(Records from a data collection)
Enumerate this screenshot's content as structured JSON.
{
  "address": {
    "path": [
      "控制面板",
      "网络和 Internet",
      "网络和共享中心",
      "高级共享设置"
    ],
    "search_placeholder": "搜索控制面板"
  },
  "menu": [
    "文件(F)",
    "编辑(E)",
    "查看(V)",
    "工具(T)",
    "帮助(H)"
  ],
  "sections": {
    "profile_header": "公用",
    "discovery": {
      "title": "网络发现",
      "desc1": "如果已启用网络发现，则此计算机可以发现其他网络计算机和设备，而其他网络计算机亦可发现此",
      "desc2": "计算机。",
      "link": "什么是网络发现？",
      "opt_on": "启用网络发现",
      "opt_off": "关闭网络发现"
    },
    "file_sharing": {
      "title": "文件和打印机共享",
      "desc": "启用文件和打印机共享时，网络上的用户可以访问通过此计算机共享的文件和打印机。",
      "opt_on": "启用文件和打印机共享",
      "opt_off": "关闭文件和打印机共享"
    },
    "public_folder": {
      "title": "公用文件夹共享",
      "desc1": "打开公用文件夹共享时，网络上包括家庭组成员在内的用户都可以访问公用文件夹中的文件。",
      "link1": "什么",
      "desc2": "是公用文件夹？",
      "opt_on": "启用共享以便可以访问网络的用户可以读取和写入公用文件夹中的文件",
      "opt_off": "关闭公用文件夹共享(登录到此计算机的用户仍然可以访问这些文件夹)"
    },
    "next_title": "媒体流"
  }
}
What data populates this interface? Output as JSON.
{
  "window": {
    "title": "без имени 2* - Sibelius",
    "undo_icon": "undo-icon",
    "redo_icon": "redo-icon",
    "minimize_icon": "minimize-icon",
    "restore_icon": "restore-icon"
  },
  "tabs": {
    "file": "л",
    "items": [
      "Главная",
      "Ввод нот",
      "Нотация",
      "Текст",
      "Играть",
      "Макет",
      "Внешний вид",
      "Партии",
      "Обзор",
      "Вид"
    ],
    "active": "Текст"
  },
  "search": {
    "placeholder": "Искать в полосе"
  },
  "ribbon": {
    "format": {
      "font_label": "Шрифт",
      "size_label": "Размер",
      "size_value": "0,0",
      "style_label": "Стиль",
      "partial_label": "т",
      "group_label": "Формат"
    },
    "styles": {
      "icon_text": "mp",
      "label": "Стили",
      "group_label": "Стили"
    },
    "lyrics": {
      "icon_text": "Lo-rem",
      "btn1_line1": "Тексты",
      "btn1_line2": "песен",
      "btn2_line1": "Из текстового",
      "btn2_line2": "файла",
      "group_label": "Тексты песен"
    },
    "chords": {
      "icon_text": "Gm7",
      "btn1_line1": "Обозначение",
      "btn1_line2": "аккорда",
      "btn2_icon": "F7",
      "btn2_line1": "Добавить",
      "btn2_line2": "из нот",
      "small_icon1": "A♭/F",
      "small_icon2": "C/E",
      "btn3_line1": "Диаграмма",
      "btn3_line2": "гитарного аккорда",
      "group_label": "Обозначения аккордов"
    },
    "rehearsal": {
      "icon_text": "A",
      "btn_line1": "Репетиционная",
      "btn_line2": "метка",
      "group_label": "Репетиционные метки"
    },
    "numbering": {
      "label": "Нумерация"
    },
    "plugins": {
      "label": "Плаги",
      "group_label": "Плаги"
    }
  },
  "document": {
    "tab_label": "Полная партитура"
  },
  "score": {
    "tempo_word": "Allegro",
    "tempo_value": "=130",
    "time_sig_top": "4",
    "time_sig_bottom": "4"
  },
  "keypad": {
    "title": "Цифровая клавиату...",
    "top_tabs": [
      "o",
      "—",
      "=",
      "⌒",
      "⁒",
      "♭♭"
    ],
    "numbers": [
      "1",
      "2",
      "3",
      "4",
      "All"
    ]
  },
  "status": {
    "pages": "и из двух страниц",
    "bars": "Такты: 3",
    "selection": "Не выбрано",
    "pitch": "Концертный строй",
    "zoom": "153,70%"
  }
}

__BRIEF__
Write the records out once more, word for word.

__TASK ANSWER__
Enumerate this screenshot's content as structured JSON.
{
  "address": {
    "path": [
      "控制面板",
      "网络和 Internet",
      "网络和共享中心",
      "高级共享设置"
    ],
    "search_placeholder": "搜索控制面板"
  },
  "menu": [
    "文件(F)",
    "编辑(E)",
    "查看(V)",
    "工具(T)",
    "帮助(H)"
  ],
  "sections": {
    "profile_header": "公用",
    "discovery": {
      "title": "网络发现",
      "desc1": "如果已启用网络发现，则此计算机可以发现其他网络计算机和设备，而其他网络计算机亦可发现此",
      "desc2": "计算机。",
      "link": "什么是网络发现？",
      "opt_on": "启用网络发现",
      "opt_off": "关闭网络发现"
    },
    "file_sharing": {
      "title": "文件和打印机共享",
      "desc": "启用文件和打印机共享时，网络上的用户可以访问通过此计算机共享的文件和打印机。",
      "opt_on": "启用文件和打印机共享",
      "opt_off": "关闭文件和打印机共享"
    },
    "public_folder": {
      "title": "公用文件夹共享",
      "desc1": "打开公用文件夹共享时，网络上包括家庭组成员在内的用户都可以访问公用文件夹中的文件。",
      "link1": "什么",
      "desc2": "是公用文件夹？",
      "opt_on": "启用共享以便可以访问网络的用户可以读取和写入公用文件夹中的文件",
      "opt_off": "关闭公用文件夹共享(登录到此计算机的用户仍然可以访问这些文件夹)"
    },
    "next_title": "媒体流"
  }
}
What data populates this interface? Output as JSON.
{
  "window": {
    "title": "без имени 2* - Sibelius",
    "undo_icon": "undo-icon",
    "redo_icon": "redo-icon",
    "minimize_icon": "minimize-icon",
    "restore_icon": "restore-icon"
  },
  "tabs": {
    "file": "л",
    "items": [
      "Главная",
      "Ввод нот",
      "Нотация",
      "Текст",
      "Играть",
      "Макет",
      "Внешний вид",
      "Партии",
      "Обзор",
      "Вид"
    ],
    "active": "Текст"
  },
  "search": {
    "placeholder": "Искать в полосе"
  },
  "ribbon": {
    "format": {
      "font_label": "Шрифт",
      "size_label": "Размер",
      "size_value": "0,0",
      "style_label": "Стиль",
      "partial_label": "т",
      "group_label": "Формат"
    },
    "styles": {
      "icon_text": "mp",
      "label": "Стили",
      "group_label": "Стили"
    },
    "lyrics": {
      "icon_text": "Lo-rem",
      "btn1_line1": "Тексты",
      "btn1_line2": "песен",
      "btn2_line1": "Из текстового",
      "btn2_line2": "файла",
      "group_label": "Тексты песен"
    },
    "chords": {
      "icon_text": "Gm7",
      "btn1_line1": "Обозначение",
      "btn1_line2": "аккорда",
      "btn2_icon": "F7",
      "btn2_line1": "Добавить",
      "btn2_line2": "из нот",
      "small_icon1": "A♭/F",
      "small_icon2": "C/E",
      "btn3_line1": "Диаграмма",
      "btn3_line2": "гитарного аккорда",
      "group_label": "Обозначения аккордов"
    },
    "rehearsal": {
      "icon_text": "A",
      "btn_line1": "Репетиционная",
      "btn_line2": "метка",
      "group_label": "Репетиционные метки"
    },
    "numbering": {
      "label": "Нумерация"
    },
    "plugins": {
      "label": "Плаги",
      "group_label": "Плаги"
    }
  },
  "document": {
    "tab_label": "Полная партитура"
  },
  "score": {
    "tempo_word": "Allegro",
    "tempo_value": "=130",
    "time_sig_top": "4",
    "time_sig_bottom": "4"
  },
  "keypad": {
    "title": "Цифровая клавиату...",
    "top_tabs": [
      "o",
      "—",
      "=",
      "⌒",
      "⁒",
      "♭♭"
    ],
    "numbers": [
      "1",
      "2",
      "3",
      "4",
      "All"
    ]
  },
  "status": {
    "pages": "и из двух страниц",
    "bars": "Такты: 3",
    "selection": "Не выбрано",
    "pitch": "Концертный строй",
    "zoom": "153,70%"
  }
}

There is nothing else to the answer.